Frank Lampard yesterday became the first major English footballer to back the drive to clean up the game's image - battered by the recent transfer bungs saga - when he said that he would be happy to pay his own agent's fees himself under the new Premier League rules.
The day after Lord Stevens said that his bungs inquiry was still not satisfied of the probity of 39 transfers involving eight unnamed Premiership clubs, Lampard said that it was important players themselves contributed to fighting what he described as the "negativity" around English football. The payment of players' agents' fees in transfers by clubs has been a major factor in the public's perception that middlemen are making millions from the game.
"I'll be happy to pay my agent personally according to new Premier League rules," Lampard said in an interview with BBC Radio Five Live. "I don't have a problem with that and neither do I have a problem with anything that makes the game more transparent. There's been too much negativity around football recently with people talking about bungs." With Lord Stevens' inquiry due to report in two months' time - and the possibility of charges resulting from his findings - as well as the fallout from the BBC Panorama investigation into corruption in football, the issue of agents' roles has fallen under the spotlight - never more so than last week when Steve McClaren's agent Colin Gordon branded the "majority" of agents were corrupt, although he later claimed it was a "minority".
On 2 June, the Premier League agreed that agents' fees in a transfer, usually around 10 per cent of the value of a player's contract, should now be paid by their clients rather than the buying club. In the past it had proved more tax-efficient for the clubs to pay them. The new rule is unlikely to reduce agents' fees - they will simply have to negotiate larger contracts in order for their clients to be able to pay them.
However, Lampard's remarks at least show a willingness from one of the nation's top players to assume some responsibility for repairing English football's recently tarnished image. The Chelsea midfielder also said: "I would like to see us getting back to basics and remembering what it is we love football for, why we support a club - rather than all the negative stuff."
Lord Stevens has not even told the Premiership clubs the identity of the eight who, from a group of 25, are still under suspicion. The former Metropolitan police commissioner, and his Quest investigative team, will even continue to question clubs they have cleared completely in order to keep the entire football fraternity in the dark - and prevent leaks to the media - over the identity of the eight.
One of the key recommendations Lord Stevens looks set to make when his inquiry is completed is for an independent "clearing house" for Premiership transfers which has tough powers of investigation.
He is also likely to criticise the Football Association's compliance unit, which has been derided for being underfunded and lacking direction.
It was perhaps no coincidence that yesterday the FA announced its compliance unit had charged three relatively minor agents for rule breaking.

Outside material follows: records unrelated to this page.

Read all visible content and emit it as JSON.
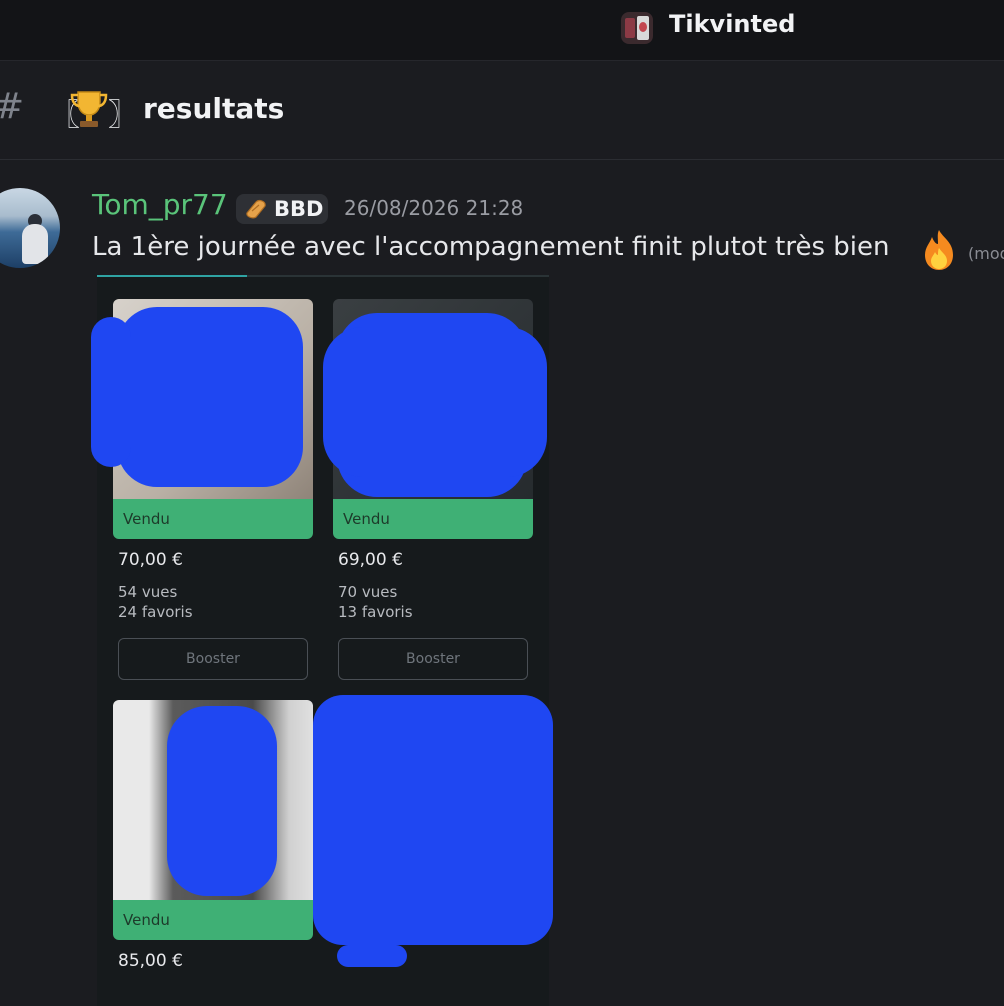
{
  "server": {
    "name": "Tikvinted"
  },
  "channel": {
    "bracket_left": "〖",
    "bracket_right": "〗",
    "name": "resultats",
    "hash": "#"
  },
  "message": {
    "username": "Tom_pr77",
    "badge": "BBD",
    "timestamp": "26/08/2026 21:28",
    "text": "La 1ère journée avec l'accompagnement finit plutot très bien",
    "edited": "(mod"
  },
  "listings": [
    {
      "status": "Vendu",
      "price": "70,00 €",
      "views": "54 vues",
      "favorites": "24 favoris",
      "button": "Booster"
    },
    {
      "status": "Vendu",
      "price": "69,00 €",
      "views": "70 vues",
      "favorites": "13 favoris",
      "button": "Booster"
    },
    {
      "status": "Vendu",
      "price": "85,00 €"
    },
    {
      "status": ""
    }
  ],
  "colors": {
    "accent_green": "#3fb075",
    "scribble_blue": "#1f47f2",
    "username_green": "#5ac47a"
  }
}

Already the FA's compliance unit is under pressure from the announcement of the 39 deals under suspicion - all of which had been passed by the unit. Yesterday an FA source claimed that some of those 39 deals were also under retrospective scrutiny by the governing body.
On a wider scale, the FA is now pushing for a new set of regulations for agents to be brought in before the January transfer window, which it hopes will provide greater legitimacy in the face of criticisms from Lord Stevens' report.
Among the new rules, the FA wants greater power over foreign agents, over whom it currently has no jurisdiction. In the future, foreign agents may have to register with the FA in order to be allowed to work on deals in Britain.
The FA wants to crack down on "dual representation" when agents work on behalf of players and clubs. It also wants "exempt persons" in transfer deals to be registered and subject to FA rules. Currently, an individual who is not a licensed agent qualifies as exempt if a solicitor or a parent or sibling of a player.
The most serious of the FA's charges yesterday involved Charles Collymore, one of the agents in the Panorama sting, who was hit with breaching the rules for allegedly touting the Luton Town player Enoch Showunmi to Millwall without the consent of his club.The charges relate to the Luton manager Mike Newell's comments in January about bungs and have no connection with the allegations made by Panorama.Reuse content